Data about app and page elements
*** Block opens ***

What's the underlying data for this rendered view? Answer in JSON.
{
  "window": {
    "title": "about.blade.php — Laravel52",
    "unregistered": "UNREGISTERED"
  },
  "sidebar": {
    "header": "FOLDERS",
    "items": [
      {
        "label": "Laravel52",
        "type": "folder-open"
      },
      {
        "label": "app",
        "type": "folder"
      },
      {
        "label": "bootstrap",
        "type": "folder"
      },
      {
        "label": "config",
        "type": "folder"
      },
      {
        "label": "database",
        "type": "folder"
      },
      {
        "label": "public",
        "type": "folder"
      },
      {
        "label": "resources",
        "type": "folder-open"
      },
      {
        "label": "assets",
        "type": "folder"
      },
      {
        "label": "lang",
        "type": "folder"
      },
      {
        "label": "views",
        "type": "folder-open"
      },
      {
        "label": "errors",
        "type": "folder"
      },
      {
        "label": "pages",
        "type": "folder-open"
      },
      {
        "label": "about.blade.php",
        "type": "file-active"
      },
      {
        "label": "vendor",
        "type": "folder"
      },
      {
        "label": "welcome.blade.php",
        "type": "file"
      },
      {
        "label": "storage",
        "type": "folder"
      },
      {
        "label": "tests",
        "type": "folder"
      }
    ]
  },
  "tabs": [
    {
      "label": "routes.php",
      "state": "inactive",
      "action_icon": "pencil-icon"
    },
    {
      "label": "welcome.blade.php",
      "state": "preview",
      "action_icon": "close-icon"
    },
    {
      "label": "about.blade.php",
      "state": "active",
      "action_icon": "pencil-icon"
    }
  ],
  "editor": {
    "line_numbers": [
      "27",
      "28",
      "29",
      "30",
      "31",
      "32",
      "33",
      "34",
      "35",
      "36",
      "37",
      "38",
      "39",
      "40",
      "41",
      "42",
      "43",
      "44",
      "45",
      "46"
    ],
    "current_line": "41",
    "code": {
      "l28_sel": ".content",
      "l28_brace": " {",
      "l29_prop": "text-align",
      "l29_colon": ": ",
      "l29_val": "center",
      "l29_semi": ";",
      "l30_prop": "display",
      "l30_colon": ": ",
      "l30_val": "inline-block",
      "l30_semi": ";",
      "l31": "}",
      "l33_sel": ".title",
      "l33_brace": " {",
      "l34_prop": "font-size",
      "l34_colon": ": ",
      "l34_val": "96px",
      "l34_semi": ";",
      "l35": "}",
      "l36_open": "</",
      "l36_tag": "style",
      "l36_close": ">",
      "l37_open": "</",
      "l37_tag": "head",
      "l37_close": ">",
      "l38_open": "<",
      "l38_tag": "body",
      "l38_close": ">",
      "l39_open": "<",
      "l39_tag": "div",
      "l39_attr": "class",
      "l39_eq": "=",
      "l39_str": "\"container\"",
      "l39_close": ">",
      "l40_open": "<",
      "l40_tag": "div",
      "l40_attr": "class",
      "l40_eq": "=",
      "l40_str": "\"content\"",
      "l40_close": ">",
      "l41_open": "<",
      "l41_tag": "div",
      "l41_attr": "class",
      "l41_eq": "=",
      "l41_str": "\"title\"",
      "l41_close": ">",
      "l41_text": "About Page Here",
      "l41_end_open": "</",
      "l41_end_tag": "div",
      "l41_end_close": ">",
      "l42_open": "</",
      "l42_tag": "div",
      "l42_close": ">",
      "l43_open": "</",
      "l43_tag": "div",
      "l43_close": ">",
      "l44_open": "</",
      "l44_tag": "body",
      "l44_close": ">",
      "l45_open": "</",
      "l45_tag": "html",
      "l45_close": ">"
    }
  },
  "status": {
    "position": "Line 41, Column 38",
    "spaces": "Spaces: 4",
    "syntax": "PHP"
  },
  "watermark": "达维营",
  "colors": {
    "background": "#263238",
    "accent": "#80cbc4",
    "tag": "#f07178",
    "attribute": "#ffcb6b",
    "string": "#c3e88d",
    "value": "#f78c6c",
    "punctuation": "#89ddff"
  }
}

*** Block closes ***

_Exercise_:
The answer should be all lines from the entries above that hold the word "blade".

_Answer for the task_:
    "title": "about.blade.php — Laravel52",
        "label": "about.blade.php",
        "label": "welcome.blade.php",
      "label": "welcome.blade.php",
      "label": "about.blade.php",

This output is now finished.